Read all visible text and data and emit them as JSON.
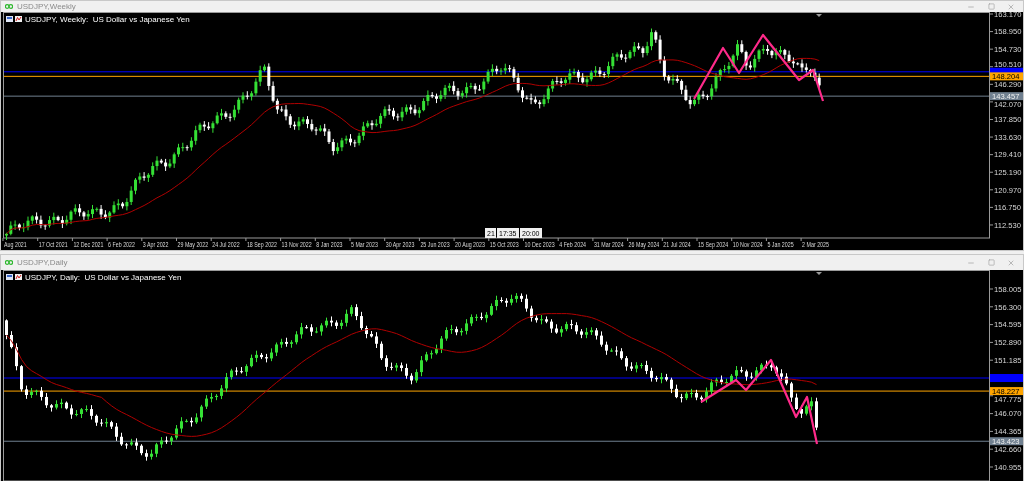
{
  "windows": [
    {
      "title": "USDJPY,Weekly",
      "legend": "USDJPY, Weekly:  US Dollar vs Japanese Yen",
      "price_labels": [
        "163.170",
        "158.950",
        "154.730",
        "150.510",
        "146.290",
        "142.070",
        "137.850",
        "133.630",
        "129.410",
        "125.190",
        "120.970",
        "116.750",
        "112.530"
      ],
      "levels": [
        {
          "color": "#0000ff"
        },
        {
          "color": "#ffa500",
          "label": "148.204"
        },
        {
          "color": "#708090",
          "label": "143.457"
        }
      ],
      "markers": [
        "21",
        "17:35",
        "20:00"
      ],
      "dates": [
        "Aug 2021",
        "17 Oct 2021",
        "12 Dec 2021",
        "6 Feb 2022",
        "3 Apr 2022",
        "29 May 2022",
        "24 Jul 2022",
        "18 Sep 2022",
        "13 Nov 2022",
        "8 Jan 2023",
        "5 Mar 2023",
        "30 Apr 2023",
        "25 Jun 2023",
        "20 Aug 2023",
        "15 Oct 2023",
        "10 Dec 2023",
        "4 Feb 2024",
        "31 Mar 2024",
        "26 May 2024",
        "21 Jul 2024",
        "15 Sep 2024",
        "10 Nov 2024",
        "5 Jan 2025",
        "2 Mar 2025"
      ]
    },
    {
      "title": "USDJPY,Daily",
      "legend": "USDJPY, Daily:  US Dollar vs Japanese Yen",
      "price_labels": [
        "158.005",
        "156.300",
        "154.595",
        "152.890",
        "151.185",
        "147.775",
        "146.070",
        "144.365",
        "142.660",
        "140.955"
      ],
      "levels": [
        {
          "color": "#0000ff"
        },
        {
          "color": "#ffa500",
          "label": "148.227"
        },
        {
          "color": "#708090",
          "label": "143.423"
        }
      ]
    }
  ]
}
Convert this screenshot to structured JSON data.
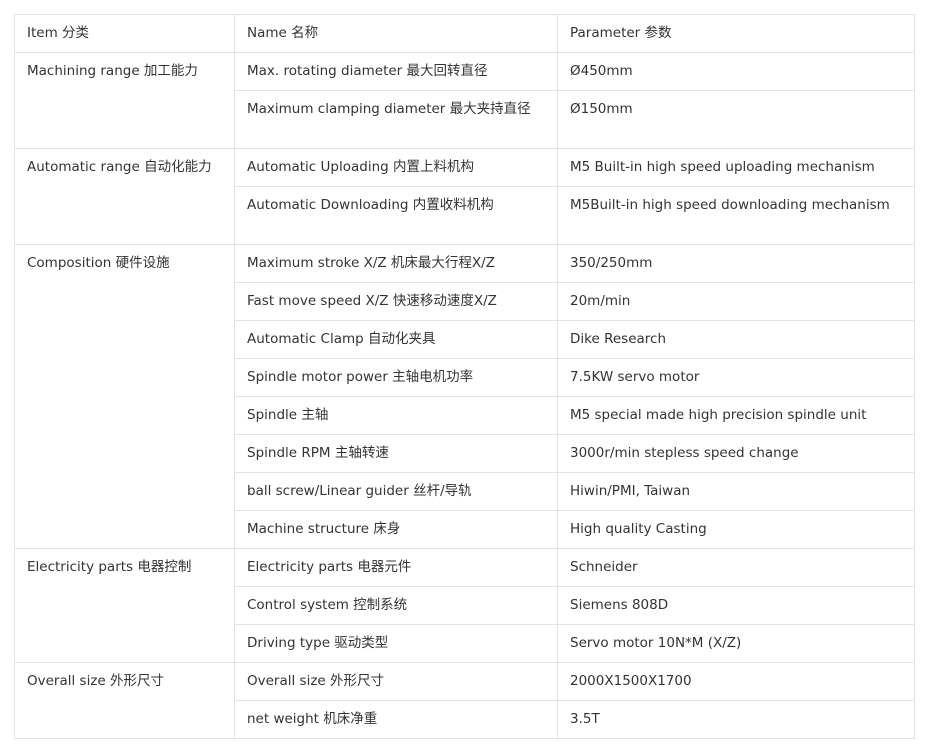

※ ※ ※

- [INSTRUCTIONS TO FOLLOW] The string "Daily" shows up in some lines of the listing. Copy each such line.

- [ANSWER TO THIS TASK]
      "title": "USDJPY,Daily",
      "legend": "USDJPY, Daily:  US Dollar vs Japanese Yen",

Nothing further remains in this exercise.